**ACTIVITY:** Copy each line of the entries below that contains the string "Engineer".

(Items from an interface collection)

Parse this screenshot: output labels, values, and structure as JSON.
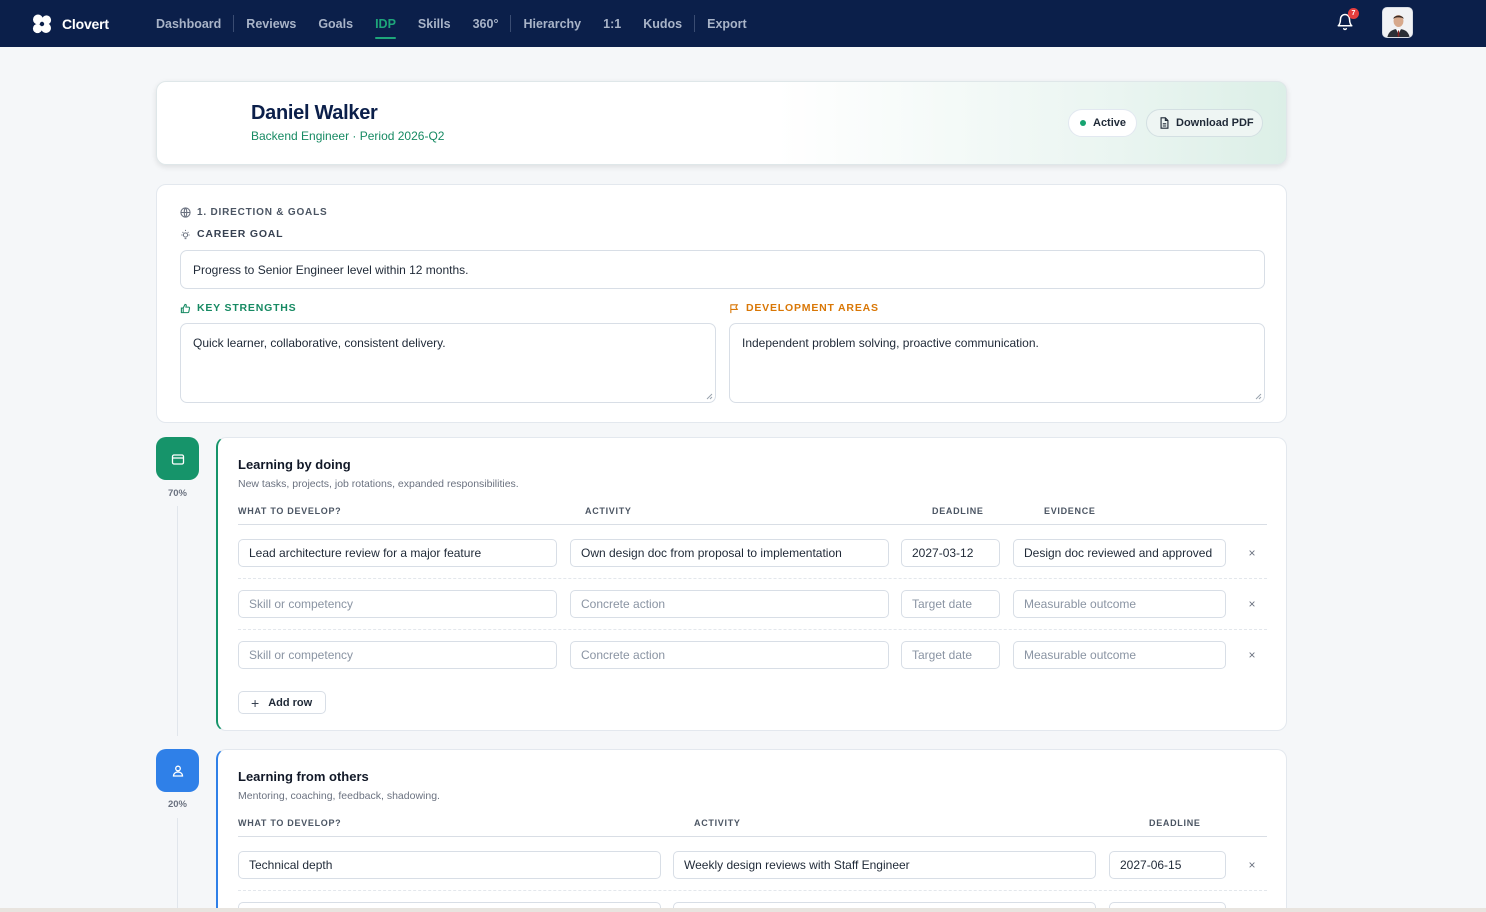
{
  "app": {
    "name": "Clovert"
  },
  "nav": {
    "items": [
      "Dashboard",
      "Reviews",
      "Goals",
      "IDP",
      "Skills",
      "360°",
      "Hierarchy",
      "1:1",
      "Kudos",
      "Export"
    ],
    "active": "IDP",
    "notifications": "7"
  },
  "header": {
    "name": "Daniel Walker",
    "subtitle": "Backend Engineer · Period 2026-Q2",
    "status": "Active",
    "download": "Download PDF"
  },
  "direction": {
    "section_title": "1. DIRECTION & GOALS",
    "career_label": "CAREER GOAL",
    "career_value": "Progress to Senior Engineer level within 12 months.",
    "strengths_label": "KEY STRENGTHS",
    "strengths_value": "Quick learner, collaborative, consistent delivery.",
    "dev_label": "DEVELOPMENT AREAS",
    "dev_value": "Independent problem solving, proactive communication."
  },
  "doing": {
    "percent": "70%",
    "title": "Learning by doing",
    "subtitle": "New tasks, projects, job rotations, expanded responsibilities.",
    "columns": [
      "WHAT TO DEVELOP?",
      "ACTIVITY",
      "DEADLINE",
      "EVIDENCE"
    ],
    "rows": [
      {
        "skill": "Lead architecture review for a major feature",
        "activity": "Own design doc from proposal to implementation",
        "deadline": "2027-03-12",
        "evidence": "Design doc reviewed and approved"
      },
      {
        "skill": "",
        "activity": "",
        "deadline": "",
        "evidence": ""
      },
      {
        "skill": "",
        "activity": "",
        "deadline": "",
        "evidence": ""
      }
    ],
    "placeholders": {
      "skill": "Skill or competency",
      "activity": "Concrete action",
      "deadline": "Target date",
      "evidence": "Measurable outcome"
    },
    "add_row": "Add row",
    "remove": "×"
  },
  "others": {
    "percent": "20%",
    "title": "Learning from others",
    "subtitle": "Mentoring, coaching, feedback, shadowing.",
    "columns": [
      "WHAT TO DEVELOP?",
      "ACTIVITY",
      "DEADLINE"
    ],
    "rows": [
      {
        "skill": "Technical depth",
        "activity": "Weekly design reviews with Staff Engineer",
        "deadline": "2027-06-15"
      }
    ],
    "remove": "×"
  },
  "colors": {
    "nav_bg": "#0b1f4a",
    "accent_green": "#16946a",
    "accent_blue": "#2f80e8",
    "warning": "#d97706"
  }
}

**FINISHED TASK:**
    "subtitle": "Backend Engineer · Period 2026-Q2",
    "career_value": "Progress to Senior Engineer level within 12 months.",
        "activity": "Weekly design reviews with Staff Engineer",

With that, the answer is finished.